What is needed is a word-for-word copy of the records below.

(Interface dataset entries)

◆ ◆ ◆ ◆ ◆ ◆ ◆

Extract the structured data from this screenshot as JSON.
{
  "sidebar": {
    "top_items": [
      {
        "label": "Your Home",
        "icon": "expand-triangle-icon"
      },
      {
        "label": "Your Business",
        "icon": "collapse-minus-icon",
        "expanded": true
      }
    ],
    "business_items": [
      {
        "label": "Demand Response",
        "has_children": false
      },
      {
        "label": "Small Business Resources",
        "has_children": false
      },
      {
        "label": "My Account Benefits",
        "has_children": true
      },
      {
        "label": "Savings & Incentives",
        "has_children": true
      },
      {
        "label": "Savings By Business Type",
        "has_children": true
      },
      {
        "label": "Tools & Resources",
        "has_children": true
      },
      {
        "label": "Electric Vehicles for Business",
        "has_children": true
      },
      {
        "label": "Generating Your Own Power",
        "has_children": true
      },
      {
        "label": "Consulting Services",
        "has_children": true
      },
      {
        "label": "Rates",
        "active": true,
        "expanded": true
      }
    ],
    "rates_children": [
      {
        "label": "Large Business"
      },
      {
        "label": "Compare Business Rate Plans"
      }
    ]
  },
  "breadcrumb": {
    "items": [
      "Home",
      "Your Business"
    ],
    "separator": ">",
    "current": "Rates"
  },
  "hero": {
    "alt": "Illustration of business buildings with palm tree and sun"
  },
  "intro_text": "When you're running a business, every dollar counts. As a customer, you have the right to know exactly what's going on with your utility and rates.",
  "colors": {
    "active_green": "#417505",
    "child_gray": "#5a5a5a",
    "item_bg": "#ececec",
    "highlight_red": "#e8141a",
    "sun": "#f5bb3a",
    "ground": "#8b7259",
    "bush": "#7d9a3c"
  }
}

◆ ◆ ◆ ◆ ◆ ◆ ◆

▶ ANSWER BELOW:
Extract the structured data from this screenshot as JSON.
{
  "sidebar": {
    "top_items": [
      {
        "label": "Your Home",
        "icon": "expand-triangle-icon"
      },
      {
        "label": "Your Business",
        "icon": "collapse-minus-icon",
        "expanded": true
      }
    ],
    "business_items": [
      {
        "label": "Demand Response",
        "has_children": false
      },
      {
        "label": "Small Business Resources",
        "has_children": false
      },
      {
        "label": "My Account Benefits",
        "has_children": true
      },
      {
        "label": "Savings & Incentives",
        "has_children": true
      },
      {
        "label": "Savings By Business Type",
        "has_children": true
      },
      {
        "label": "Tools & Resources",
        "has_children": true
      },
      {
        "label": "Electric Vehicles for Business",
        "has_children": true
      },
      {
        "label": "Generating Your Own Power",
        "has_children": true
      },
      {
        "label": "Consulting Services",
        "has_children": true
      },
      {
        "label": "Rates",
        "active": true,
        "expanded": true
      }
    ],
    "rates_children": [
      {
        "label": "Large Business"
      },
      {
        "label": "Compare Business Rate Plans"
      }
    ]
  },
  "breadcrumb": {
    "items": [
      "Home",
      "Your Business"
    ],
    "separator": ">",
    "current": "Rates"
  },
  "hero": {
    "alt": "Illustration of business buildings with palm tree and sun"
  },
  "intro_text": "When you're running a business, every dollar counts. As a customer, you have the right to know exactly what's going on with your utility and rates.",
  "colors": {
    "active_green": "#417505",
    "child_gray": "#5a5a5a",
    "item_bg": "#ececec",
    "highlight_red": "#e8141a",
    "sun": "#f5bb3a",
    "ground": "#8b7259",
    "bush": "#7d9a3c"
  }
}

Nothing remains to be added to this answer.